TASK PROMPT:
Wherever the word "Covid" occurs in the lines below, copy the whole line.

EXERCISE MATERIAL:
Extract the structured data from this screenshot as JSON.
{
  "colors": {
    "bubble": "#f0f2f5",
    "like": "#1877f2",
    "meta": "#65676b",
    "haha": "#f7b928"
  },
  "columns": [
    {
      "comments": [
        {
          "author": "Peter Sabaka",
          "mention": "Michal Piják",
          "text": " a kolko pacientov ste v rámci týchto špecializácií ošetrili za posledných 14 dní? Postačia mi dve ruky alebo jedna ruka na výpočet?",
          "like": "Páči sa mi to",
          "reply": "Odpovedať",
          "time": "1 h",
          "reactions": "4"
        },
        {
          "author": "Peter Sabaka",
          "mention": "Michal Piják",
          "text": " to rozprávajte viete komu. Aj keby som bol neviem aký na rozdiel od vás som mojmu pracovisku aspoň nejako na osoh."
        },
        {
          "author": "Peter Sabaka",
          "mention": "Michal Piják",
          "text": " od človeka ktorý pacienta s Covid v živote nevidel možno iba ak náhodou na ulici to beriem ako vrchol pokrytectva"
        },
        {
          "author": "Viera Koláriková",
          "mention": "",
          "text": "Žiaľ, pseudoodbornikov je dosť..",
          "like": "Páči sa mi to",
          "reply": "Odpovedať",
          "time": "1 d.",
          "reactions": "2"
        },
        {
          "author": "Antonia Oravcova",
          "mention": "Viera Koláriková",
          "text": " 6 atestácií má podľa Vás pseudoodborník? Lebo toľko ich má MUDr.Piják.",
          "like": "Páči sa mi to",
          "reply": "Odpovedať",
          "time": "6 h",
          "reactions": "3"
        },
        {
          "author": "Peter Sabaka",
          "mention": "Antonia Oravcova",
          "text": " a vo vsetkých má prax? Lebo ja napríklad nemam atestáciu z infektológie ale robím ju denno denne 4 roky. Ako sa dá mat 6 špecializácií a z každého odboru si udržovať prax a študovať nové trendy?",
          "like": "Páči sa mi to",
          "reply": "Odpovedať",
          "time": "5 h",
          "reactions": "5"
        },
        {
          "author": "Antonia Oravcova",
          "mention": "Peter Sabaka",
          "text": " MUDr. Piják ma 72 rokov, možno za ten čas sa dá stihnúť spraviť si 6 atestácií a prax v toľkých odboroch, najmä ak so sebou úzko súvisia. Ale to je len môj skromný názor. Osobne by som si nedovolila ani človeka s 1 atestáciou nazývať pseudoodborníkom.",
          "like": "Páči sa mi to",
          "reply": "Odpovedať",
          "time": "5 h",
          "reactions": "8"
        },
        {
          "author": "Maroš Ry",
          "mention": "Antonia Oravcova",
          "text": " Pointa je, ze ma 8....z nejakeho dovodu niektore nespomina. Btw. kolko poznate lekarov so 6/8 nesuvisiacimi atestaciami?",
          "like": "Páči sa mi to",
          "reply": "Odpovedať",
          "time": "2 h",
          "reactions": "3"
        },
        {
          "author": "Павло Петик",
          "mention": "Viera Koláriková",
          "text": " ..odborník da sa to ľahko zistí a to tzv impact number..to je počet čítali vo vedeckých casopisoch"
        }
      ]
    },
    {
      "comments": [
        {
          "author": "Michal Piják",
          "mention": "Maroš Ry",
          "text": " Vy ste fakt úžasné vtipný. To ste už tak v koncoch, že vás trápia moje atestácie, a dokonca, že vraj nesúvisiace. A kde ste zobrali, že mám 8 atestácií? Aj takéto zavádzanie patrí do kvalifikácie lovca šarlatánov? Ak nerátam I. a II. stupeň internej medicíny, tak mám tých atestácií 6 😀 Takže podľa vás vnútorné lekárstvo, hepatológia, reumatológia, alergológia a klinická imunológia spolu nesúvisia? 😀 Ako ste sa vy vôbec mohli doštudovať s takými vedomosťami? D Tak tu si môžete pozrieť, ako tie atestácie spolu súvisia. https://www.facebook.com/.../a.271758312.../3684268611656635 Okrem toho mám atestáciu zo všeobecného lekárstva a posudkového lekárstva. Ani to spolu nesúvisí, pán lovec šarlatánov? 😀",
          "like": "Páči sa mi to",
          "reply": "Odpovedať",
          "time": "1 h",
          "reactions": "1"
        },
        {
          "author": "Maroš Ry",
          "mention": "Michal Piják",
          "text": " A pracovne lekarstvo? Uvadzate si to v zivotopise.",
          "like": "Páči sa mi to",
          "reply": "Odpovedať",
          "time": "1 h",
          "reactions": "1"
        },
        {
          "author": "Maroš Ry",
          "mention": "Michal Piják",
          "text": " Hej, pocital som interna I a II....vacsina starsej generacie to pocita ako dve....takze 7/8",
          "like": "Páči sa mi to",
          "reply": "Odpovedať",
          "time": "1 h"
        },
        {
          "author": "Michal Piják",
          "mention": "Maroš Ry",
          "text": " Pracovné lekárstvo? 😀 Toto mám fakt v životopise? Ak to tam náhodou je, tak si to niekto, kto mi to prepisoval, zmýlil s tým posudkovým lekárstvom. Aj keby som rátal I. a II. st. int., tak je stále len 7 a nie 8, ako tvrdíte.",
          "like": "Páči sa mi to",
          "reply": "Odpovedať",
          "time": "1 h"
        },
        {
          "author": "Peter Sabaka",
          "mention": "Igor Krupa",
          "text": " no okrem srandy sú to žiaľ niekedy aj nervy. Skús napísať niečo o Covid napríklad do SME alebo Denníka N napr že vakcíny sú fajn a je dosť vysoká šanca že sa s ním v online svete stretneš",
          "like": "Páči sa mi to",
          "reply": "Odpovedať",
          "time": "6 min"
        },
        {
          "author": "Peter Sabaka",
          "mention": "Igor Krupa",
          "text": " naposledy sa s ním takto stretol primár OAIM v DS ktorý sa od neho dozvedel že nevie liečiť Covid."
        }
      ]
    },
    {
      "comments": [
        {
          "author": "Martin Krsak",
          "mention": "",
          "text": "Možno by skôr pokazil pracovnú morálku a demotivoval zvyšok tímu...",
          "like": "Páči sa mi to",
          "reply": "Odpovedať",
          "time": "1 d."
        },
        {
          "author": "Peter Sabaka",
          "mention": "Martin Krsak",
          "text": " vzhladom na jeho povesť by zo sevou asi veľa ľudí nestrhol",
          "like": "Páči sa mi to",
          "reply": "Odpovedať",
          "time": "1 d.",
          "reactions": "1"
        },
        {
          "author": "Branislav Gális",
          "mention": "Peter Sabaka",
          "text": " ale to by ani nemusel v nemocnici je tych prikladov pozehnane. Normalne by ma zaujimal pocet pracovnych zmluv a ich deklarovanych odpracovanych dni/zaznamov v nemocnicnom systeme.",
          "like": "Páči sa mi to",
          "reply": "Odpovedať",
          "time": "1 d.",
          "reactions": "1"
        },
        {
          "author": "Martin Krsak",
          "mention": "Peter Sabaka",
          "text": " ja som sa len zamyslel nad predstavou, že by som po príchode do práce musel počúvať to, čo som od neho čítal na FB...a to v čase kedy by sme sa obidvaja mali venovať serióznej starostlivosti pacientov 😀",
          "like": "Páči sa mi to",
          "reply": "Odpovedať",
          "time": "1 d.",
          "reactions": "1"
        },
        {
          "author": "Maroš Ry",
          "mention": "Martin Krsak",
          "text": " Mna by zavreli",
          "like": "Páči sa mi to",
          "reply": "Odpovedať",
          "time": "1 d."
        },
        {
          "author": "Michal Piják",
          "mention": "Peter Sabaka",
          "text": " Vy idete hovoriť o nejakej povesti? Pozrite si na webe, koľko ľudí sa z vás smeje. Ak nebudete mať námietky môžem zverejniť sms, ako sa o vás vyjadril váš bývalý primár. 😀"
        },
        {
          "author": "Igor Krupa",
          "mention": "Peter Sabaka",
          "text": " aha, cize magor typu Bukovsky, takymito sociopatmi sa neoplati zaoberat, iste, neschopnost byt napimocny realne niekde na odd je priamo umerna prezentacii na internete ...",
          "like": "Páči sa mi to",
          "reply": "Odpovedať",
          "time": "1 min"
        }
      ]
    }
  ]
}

EXPECTED ANSWER:
          "text": " od človeka ktorý pacienta s Covid v živote nevidel možno iba ak náhodou na ulici to beriem ako vrchol pokrytectva"
          "text": " no okrem srandy sú to žiaľ niekedy aj nervy. Skús napísať niečo o Covid napríklad do SME alebo Denníka N napr že vakcíny sú fajn a je dosť vysoká šanca že sa s ním v online svete stretneš",
          "text": " naposledy sa s ním takto stretol primár OAIM v DS ktorý sa od neho dozvedel že nevie liečiť Covid."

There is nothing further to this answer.